"California's difficult budget environment is both a challenge and an opportunity," says Toby Douglas, director of the California Department of Health Care Services, which oversees Medi-Cal. "We are finding new and more efficient ways to deliver coordinated and higher-quality services to beneficiaries. And, we are using federal funds to build a solid health care system infrastructure and consumer-friendly enrollment process in anticipation of health reform."
Policy Implications for Consideration
Against the backdrop of a squeezed state budgetary environment, Medi-Cal faces some complex policy concerns.
- It will be difficult for the program to implement cuts to the rates it pays physicians, or to expand coverage to two to three million new enrollees, without widening the gap in access to care between Medi-Cal enrollees and the general insured population — and running afoul of federal law requiring equal access to services.
- With the expectation that more Californians will be covered by private insurance under health reform, access to specialty care for Medi-Cal enrollees is of particular concern. Whereas the health reform law funds a two-year increase in Medi-Cal payment rates for primary care physicians to Medicare payment levels, there is no similar rate bump for specialists.
- Medi-Cal's expansion of managed care provides an opportunity to improve the experiences of enrollees in poor health and those with disabilities, but careful monitoring is needed to ensure this is successful.
- The state and its county partners will face challenges in providing multiple pathways for people to apply for Medi-Cal — including in person, online, and by mail. With the expected influx of newly eligible residents, challenges for the state are altering perceptions about the enrollment process and addressing the lack of awareness about online enrollment.
For his part, Smith of CHCF stresses the need for widespread education moving forward. "However people apply for Medi-Cal, we want to make sure the system is welcoming and easy to use," he says. "There is a need for a broad outreach effort to inform people about their enrollment options."
A series of short videos with individuals reflecting on their experiences with Medi-Cal is available at www.chcf.org/survey.
Interviews are available upon request.
About the Report
This survey was conducted by Lake Research Partners in late 2011 and early 2012 on behalf of CHCF, and in partnership with the California Department of Health Care Services, among a sample of 1,083 Medi-Cal enrollees under the age of 65. Those enrolled in Medicare or residing in institutional settings were excluded.
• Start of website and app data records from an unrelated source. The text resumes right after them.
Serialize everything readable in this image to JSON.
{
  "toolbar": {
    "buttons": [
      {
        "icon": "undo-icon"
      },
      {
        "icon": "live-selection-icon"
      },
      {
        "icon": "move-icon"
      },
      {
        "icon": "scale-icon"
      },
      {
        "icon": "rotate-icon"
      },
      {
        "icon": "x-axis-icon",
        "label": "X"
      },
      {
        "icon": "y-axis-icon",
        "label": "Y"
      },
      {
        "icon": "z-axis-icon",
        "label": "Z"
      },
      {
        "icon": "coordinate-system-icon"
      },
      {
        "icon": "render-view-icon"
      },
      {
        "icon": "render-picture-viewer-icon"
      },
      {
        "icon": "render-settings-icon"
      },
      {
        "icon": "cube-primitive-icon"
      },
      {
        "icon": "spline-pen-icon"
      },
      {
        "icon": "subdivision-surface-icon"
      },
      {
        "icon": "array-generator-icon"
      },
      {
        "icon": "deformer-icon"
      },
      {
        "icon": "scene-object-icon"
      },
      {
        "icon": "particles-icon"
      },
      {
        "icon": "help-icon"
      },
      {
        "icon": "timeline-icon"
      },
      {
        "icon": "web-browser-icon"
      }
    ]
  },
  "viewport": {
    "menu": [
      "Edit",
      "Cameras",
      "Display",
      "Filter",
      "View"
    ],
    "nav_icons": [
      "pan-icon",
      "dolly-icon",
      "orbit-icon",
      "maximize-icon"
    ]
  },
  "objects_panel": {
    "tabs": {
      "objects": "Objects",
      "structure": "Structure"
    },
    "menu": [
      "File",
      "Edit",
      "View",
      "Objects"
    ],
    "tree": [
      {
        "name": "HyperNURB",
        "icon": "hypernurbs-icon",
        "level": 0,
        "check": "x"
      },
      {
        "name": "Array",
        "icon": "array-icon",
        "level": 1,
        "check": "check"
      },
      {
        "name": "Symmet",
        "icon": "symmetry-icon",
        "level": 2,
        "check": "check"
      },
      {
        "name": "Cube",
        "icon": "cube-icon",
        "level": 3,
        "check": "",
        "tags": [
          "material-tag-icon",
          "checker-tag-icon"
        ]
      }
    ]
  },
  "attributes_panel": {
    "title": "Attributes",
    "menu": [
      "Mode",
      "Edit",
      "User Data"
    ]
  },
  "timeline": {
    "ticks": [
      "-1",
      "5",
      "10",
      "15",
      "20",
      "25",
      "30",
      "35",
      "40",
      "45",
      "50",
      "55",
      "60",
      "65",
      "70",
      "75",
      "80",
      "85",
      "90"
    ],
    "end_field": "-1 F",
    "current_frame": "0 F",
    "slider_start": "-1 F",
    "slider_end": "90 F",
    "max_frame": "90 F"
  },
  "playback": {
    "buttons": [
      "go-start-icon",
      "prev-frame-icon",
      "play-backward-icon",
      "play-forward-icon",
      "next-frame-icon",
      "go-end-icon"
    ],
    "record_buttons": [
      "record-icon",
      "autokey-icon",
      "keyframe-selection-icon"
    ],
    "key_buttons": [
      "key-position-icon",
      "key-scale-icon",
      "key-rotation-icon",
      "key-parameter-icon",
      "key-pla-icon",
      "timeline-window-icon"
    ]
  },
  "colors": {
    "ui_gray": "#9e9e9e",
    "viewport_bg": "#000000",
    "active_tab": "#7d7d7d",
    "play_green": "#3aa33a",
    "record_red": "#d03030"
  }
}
The margin of error is 3 percentage points for the total results.
This new report also uses data from the California General Public Survey, conducted in May 2011 by Lake Research Partners on behalf of CHCF, of a representative sample of 1,528 Californians age 18 and older. The survey included 505 adults in households with incomes below 138% of the federal poverty level (FPL), 511 adults with incomes between 138% and 400% FPL, and 512 adults with incomes above 400% FPL. The margin of error is 2.5 percentage points for the total results.
About the California Health Care Foundation
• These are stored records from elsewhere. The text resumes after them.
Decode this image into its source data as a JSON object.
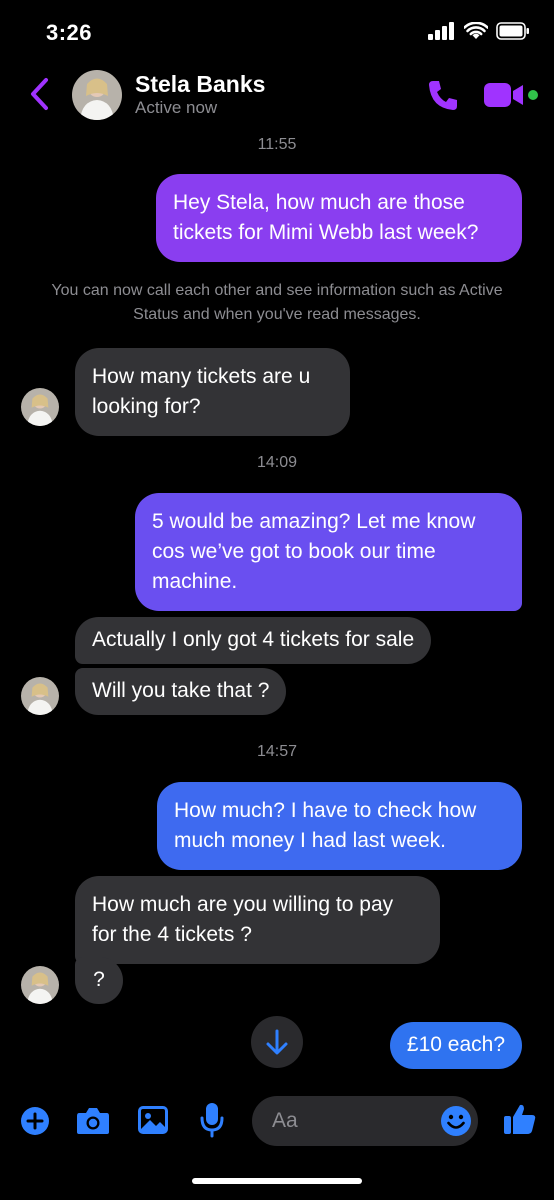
{
  "status_bar": {
    "time": "3:26"
  },
  "header": {
    "contact_name": "Stela Banks",
    "contact_status": "Active now"
  },
  "messages": [
    {
      "type": "timestamp",
      "text": "11:55"
    },
    {
      "type": "outgoing",
      "text": "Hey Stela, how much are those tickets for Mimi Webb last week?",
      "color": "#8a3ef0"
    },
    {
      "type": "system",
      "text": "You can now call each other and see information such as Active Status and when you've read messages."
    },
    {
      "type": "incoming",
      "text": "How many tickets are u looking for?"
    },
    {
      "type": "timestamp",
      "text": "14:09"
    },
    {
      "type": "outgoing",
      "text": "5 would be amazing? Let me know cos we’ve got to book our time machine.",
      "color": "#6a4ff0"
    },
    {
      "type": "incoming",
      "text": "Actually I only got 4 tickets for sale"
    },
    {
      "type": "incoming",
      "text": "Will you take that ?"
    },
    {
      "type": "timestamp",
      "text": "14:57"
    },
    {
      "type": "outgoing",
      "text": "How much? I have to check how much money I had last week.",
      "color": "#3e6af0"
    },
    {
      "type": "incoming",
      "text": "How much are you willing to pay for the 4 tickets ?"
    },
    {
      "type": "incoming",
      "text": "?"
    },
    {
      "type": "outgoing",
      "text": "£10 each?",
      "color": "#2f73f0"
    }
  ],
  "composer": {
    "placeholder": "Aa"
  },
  "colors": {
    "accent_purple": "#a033ff",
    "accent_blue": "#2f80ff",
    "online": "#31c24a"
  },
  "icons": [
    "back-chevron-icon",
    "phone-icon",
    "video-camera-icon",
    "arrow-down-icon",
    "plus-icon",
    "camera-icon",
    "image-icon",
    "microphone-icon",
    "emoji-icon",
    "thumbs-up-icon"
  ]
}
CHCF is dedicated to advancing meaningful, measurable improvements in the way the health care delivery system provides care to the people of California, particularly those with low incomes and those whose needs are not well served by the status quo. We work to ensure that people have access to the care they need, when they need it, at a price they can afford.
CHCF informs policymakers and industry leaders, invests in ideas and innovations, and connects with changemakers to create a more responsive, patient-centered health care system.